But then came questions: what was in store for me? What's next? As I asked those questions, I discovered something called "elderhood" and the concept of "positive aging." I was curious. What is "positive aging?" What does it mean? What is its connection to elderhood? How do I make this transition to elderhood yet retain some aspect of my warriorhood? I explore that concept in this talk.
"Since the "modern" era began, aging has largely been seen as a time of decline, loss, and withdrawal from active contribution. Look up the word "retire" in the dictionary; most of the definitions include the word "withdraw." Accompanying this view is the belief, held in both overt and subtle ways, that once we retire, "it's all downhill from here." Our best years are over, with us by and large having made our significant contribution to society. Loss of a sense of purpose and meaning, and a flagging of our passions for life, is to be expected. The best we can do is hold on to who we have been for as long as possible, doing our best to stay healthy, enjoying life to the extent our health and finances will allow, perhaps finding some volunteer activities to keep us occupied, and hoping things turn out okay." Ron Pevny
"Contrast this with the perspective that aging as a process of development of character analogous to the development of fine wine over time. Aging is understood as a necessary prerequisite for developing the wisdom that comes only from experience and reflection. This stage of our life provides time and opportunity for focusing on our deepest values, our personal development, our spiritual life, and our relationships with our loved ones and communities. These decades are not just the final chapter after we have passed our prime, but rather a time full of possibility for fulfillment, meaning, passion and active community engagement—if we consciously work to make them so." Ron Pevny
I liked that. It seemed like a natural transition and transformation for me, having served as a warrior for the better part of my life.
In this talk I emphasize the positive aspects of aging. The chance to move beyond the limited view of chronological age and emphasize attaining a sense of purpose and life satisfaction. To "rage against" ageism as a systematic stereotyping of and discrimination against people because they are old. To highlight that there are both gains as well as losses in aging, and it's time to focus on the gains. To give new understanding to the existential questions that occur, that is, life's meanings, life's limits, and the notion that we continue to develop throughout our life cycle.

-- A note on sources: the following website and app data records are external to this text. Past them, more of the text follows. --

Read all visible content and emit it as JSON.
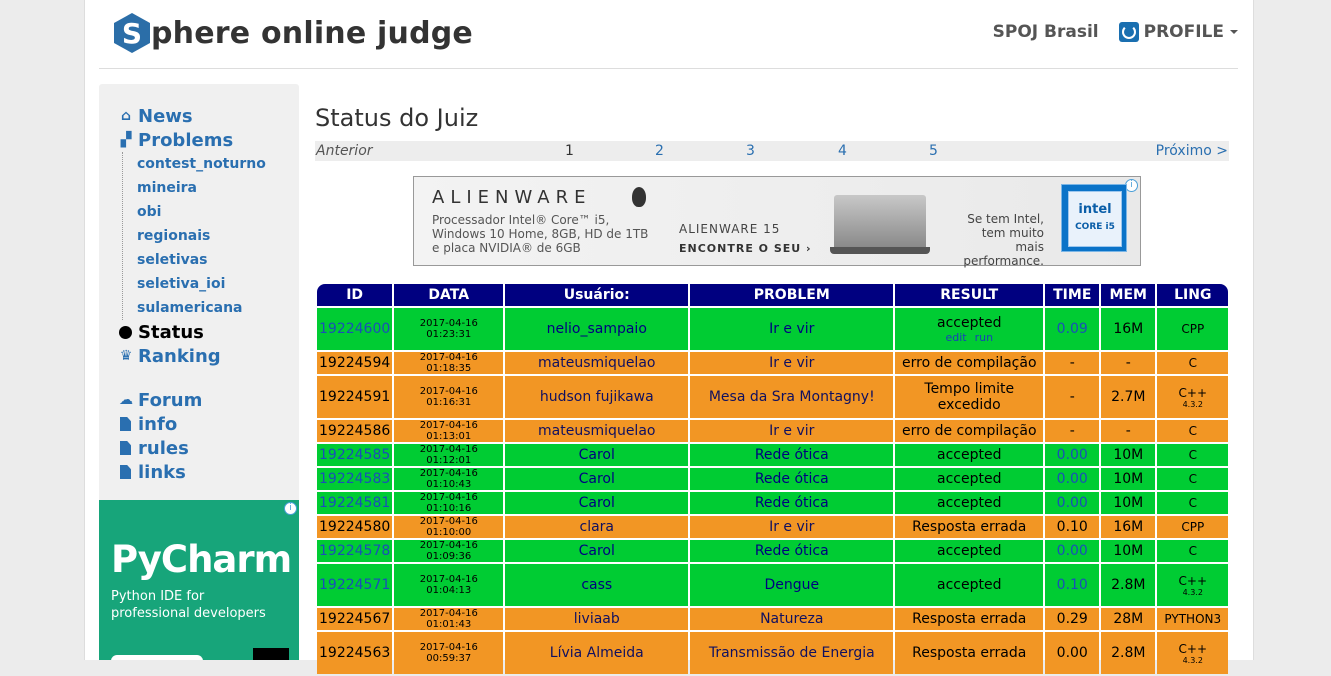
{
  "header": {
    "logo_letter": "S",
    "logo_text": "phere online judge",
    "brasil": "SPOJ Brasil",
    "profile": "PROFILE"
  },
  "sidebar": {
    "news": "News",
    "problems": "Problems",
    "sub_items": [
      "contest_noturno",
      "mineira",
      "obi",
      "regionais",
      "seletivas",
      "seletiva_ioi",
      "sulamericana"
    ],
    "status": "Status",
    "ranking": "Ranking",
    "forum": "Forum",
    "info": "info",
    "rules": "rules",
    "links": "links"
  },
  "side_ad": {
    "title": "PyCharm",
    "line1": "Python IDE for",
    "line2": "professional developers"
  },
  "main": {
    "title": "Status do Juiz",
    "pager": {
      "prev": "Anterior",
      "pages": [
        "1",
        "2",
        "3",
        "4",
        "5"
      ],
      "next": "Próximo >"
    }
  },
  "banner_ad": {
    "brand": "ALIENWARE",
    "spec1": "Processador Intel® Core™ i5,",
    "spec2": "Windows 10 Home, 8GB, HD de 1TB",
    "spec3": "e placa NVIDIA® de 6GB",
    "model": "ALIENWARE 15",
    "cta": "ENCONTRE O SEU ›",
    "intel1": "Se tem Intel,",
    "intel2": "tem muito mais",
    "intel3": "performance.",
    "intel_logo": "intel",
    "intel_core": "CORE i5"
  },
  "table": {
    "headers": [
      "ID",
      "DATA",
      "Usuário:",
      "PROBLEM",
      "RESULT",
      "TIME",
      "MEM",
      "LING"
    ],
    "edit": "edit",
    "run": "run",
    "rows": [
      {
        "id": "19224600",
        "date": "2017-04-16 01:23:31",
        "user": "nelio_sampaio",
        "problem": "Ir e vir",
        "result": "accepted",
        "time": "0.09",
        "mem": "16M",
        "ling": "CPP",
        "ling_sub": "",
        "status": "g",
        "links": true
      },
      {
        "id": "19224594",
        "date": "2017-04-16 01:18:35",
        "user": "mateusmiquelao",
        "problem": "Ir e vir",
        "result": "erro de compilação",
        "time": "-",
        "mem": "-",
        "ling": "C",
        "ling_sub": "",
        "status": "o",
        "links": false
      },
      {
        "id": "19224591",
        "date": "2017-04-16 01:16:31",
        "user": "hudson fujikawa",
        "problem": "Mesa da Sra Montagny!",
        "result": "Tempo limite excedido",
        "time": "-",
        "mem": "2.7M",
        "ling": "C++",
        "ling_sub": "4.3.2",
        "status": "o",
        "links": false
      },
      {
        "id": "19224586",
        "date": "2017-04-16 01:13:01",
        "user": "mateusmiquelao",
        "problem": "Ir e vir",
        "result": "erro de compilação",
        "time": "-",
        "mem": "-",
        "ling": "C",
        "ling_sub": "",
        "status": "o",
        "links": false
      },
      {
        "id": "19224585",
        "date": "2017-04-16 01:12:01",
        "user": "Carol",
        "problem": "Rede ótica",
        "result": "accepted",
        "time": "0.00",
        "mem": "10M",
        "ling": "C",
        "ling_sub": "",
        "status": "g",
        "links": false
      },
      {
        "id": "19224583",
        "date": "2017-04-16 01:10:43",
        "user": "Carol",
        "problem": "Rede ótica",
        "result": "accepted",
        "time": "0.00",
        "mem": "10M",
        "ling": "C",
        "ling_sub": "",
        "status": "g",
        "links": false
      },
      {
        "id": "19224581",
        "date": "2017-04-16 01:10:16",
        "user": "Carol",
        "problem": "Rede ótica",
        "result": "accepted",
        "time": "0.00",
        "mem": "10M",
        "ling": "C",
        "ling_sub": "",
        "status": "g",
        "links": false
      },
      {
        "id": "19224580",
        "date": "2017-04-16 01:10:00",
        "user": "clara",
        "problem": "Ir e vir",
        "result": "Resposta errada",
        "time": "0.10",
        "mem": "16M",
        "ling": "CPP",
        "ling_sub": "",
        "status": "o",
        "links": false
      },
      {
        "id": "19224578",
        "date": "2017-04-16 01:09:36",
        "user": "Carol",
        "problem": "Rede ótica",
        "result": "accepted",
        "time": "0.00",
        "mem": "10M",
        "ling": "C",
        "ling_sub": "",
        "status": "g",
        "links": false
      },
      {
        "id": "19224571",
        "date": "2017-04-16 01:04:13",
        "user": "cass",
        "problem": "Dengue",
        "result": "accepted",
        "time": "0.10",
        "mem": "2.8M",
        "ling": "C++",
        "ling_sub": "4.3.2",
        "status": "g",
        "links": false
      },
      {
        "id": "19224567",
        "date": "2017-04-16 01:01:43",
        "user": "liviaab",
        "problem": "Natureza",
        "result": "Resposta errada",
        "time": "0.29",
        "mem": "28M",
        "ling": "PYTHON3",
        "ling_sub": "",
        "status": "o",
        "links": false
      },
      {
        "id": "19224563",
        "date": "2017-04-16 00:59:37",
        "user": "Lívia Almeida",
        "problem": "Transmissão de Energia",
        "result": "Resposta errada",
        "time": "0.00",
        "mem": "2.8M",
        "ling": "C++",
        "ling_sub": "4.3.2",
        "status": "o",
        "links": false
      }
    ]
  },
  "colors": {
    "accepted": "#00cc33",
    "error": "#f29624",
    "header": "#000080",
    "link": "#2a6fb0"
  }
}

Positive aging allows us to think about the many ways in which we can maximize our older years.
If you're interested in having your organization or association learn more about how to do this, contact me at email@example.com or call 1-210-408-2885.
For more information on availability, fees, requirements, please inquire at firstname.lastname@example.org
Contact: Dr. Dick buckles -- email@example.com